jamolnar@juno.com wrote:
> On Sun, 24 Aug 1997 08:15:14 -0700 Jonathon Woolf <jwoolf@erinet.com>
> writes:
> >jamolnar@juno.com wrote:
> >>
> >> Birds of prey and owls will regurgitate undigestible parts of their
> >prey
> >> in pellets.  Some are capable of digesting small bones.  Fish-eating
> >> birds usually have strong stomach acids and gizzards and digest fish
> >> bones, but a few also regurgitate pellets.  Theropods may have done
> >> either.  I wonder how one could tell from fossils which method they
> >were
> >> using?
> >
> >I have a vague impression from somewhere that fossilized owl pellets
> >have been found.  I've never heard of "dinosaur pellets," though.
> >Coprolites, yes, but not pellets.
> Owl pellets fossilize? Really?
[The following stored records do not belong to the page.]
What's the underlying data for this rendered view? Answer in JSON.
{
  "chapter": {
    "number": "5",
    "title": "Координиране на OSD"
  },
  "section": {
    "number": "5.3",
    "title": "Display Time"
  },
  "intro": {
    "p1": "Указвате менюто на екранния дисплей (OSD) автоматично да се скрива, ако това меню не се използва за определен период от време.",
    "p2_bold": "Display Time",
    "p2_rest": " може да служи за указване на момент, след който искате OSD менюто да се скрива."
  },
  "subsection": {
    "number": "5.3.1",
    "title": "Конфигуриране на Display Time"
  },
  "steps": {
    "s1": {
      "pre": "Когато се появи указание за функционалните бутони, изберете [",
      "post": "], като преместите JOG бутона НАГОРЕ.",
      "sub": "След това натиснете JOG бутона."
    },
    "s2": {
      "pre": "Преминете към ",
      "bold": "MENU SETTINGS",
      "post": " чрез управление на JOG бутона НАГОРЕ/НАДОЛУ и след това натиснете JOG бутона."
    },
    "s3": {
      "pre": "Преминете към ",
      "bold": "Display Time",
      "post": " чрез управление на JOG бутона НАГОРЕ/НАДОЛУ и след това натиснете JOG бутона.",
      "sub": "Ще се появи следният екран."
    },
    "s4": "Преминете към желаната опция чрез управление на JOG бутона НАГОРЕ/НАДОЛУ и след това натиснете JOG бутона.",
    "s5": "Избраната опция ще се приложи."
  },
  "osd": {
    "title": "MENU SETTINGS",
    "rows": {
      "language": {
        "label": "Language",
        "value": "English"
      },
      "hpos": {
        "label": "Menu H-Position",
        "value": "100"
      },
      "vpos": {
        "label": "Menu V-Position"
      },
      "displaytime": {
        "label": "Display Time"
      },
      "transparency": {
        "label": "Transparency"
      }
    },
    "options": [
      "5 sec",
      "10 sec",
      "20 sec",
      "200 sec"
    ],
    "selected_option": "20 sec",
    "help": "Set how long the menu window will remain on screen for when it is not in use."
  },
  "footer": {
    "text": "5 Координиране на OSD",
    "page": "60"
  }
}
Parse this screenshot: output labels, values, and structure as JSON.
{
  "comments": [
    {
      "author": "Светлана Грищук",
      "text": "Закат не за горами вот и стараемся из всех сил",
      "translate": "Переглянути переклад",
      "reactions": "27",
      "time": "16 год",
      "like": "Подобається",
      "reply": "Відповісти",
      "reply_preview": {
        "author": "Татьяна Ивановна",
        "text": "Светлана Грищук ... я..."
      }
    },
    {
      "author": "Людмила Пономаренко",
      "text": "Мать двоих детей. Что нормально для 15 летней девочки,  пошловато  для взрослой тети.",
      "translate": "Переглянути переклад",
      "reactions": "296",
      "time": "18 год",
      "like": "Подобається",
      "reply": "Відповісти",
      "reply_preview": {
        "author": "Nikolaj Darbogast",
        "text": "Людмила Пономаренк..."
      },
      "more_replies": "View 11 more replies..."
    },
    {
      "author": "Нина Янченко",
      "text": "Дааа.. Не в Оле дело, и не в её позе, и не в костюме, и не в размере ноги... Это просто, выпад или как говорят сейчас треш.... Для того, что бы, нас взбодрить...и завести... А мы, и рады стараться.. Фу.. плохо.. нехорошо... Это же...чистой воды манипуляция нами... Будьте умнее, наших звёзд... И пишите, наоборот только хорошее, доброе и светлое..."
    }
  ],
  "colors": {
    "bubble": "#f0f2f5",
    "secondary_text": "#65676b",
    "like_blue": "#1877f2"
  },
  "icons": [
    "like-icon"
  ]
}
Cool!  If so, that's a good point.  But
> maybe dino pellets were not recognized as pellets and mistaken for
> coprolites?  Or perhaps there is a preservational bias against dinosaur
> pellets?
> Judy Molnar
> Education Associate, Virginia Living Museum
> vlmed@juno.com
> jamolnar@juno.com
> All questions are valid; all answers are tentative.

There is another possiblity. Many modern birds of prey tease their
own pellets apart for nest lining. Perhaps small dinosaurs also
did the same. Pellets in general tend to be fairly fragile things,
and there are all manner of insects and the like that just love
to feast on them while they are still fresh. I would expect
fossilized examples to be quite rare, and for that rarity to
increase exponentially the further back you go.

        Dann Pigdon
        Melbourne, Australia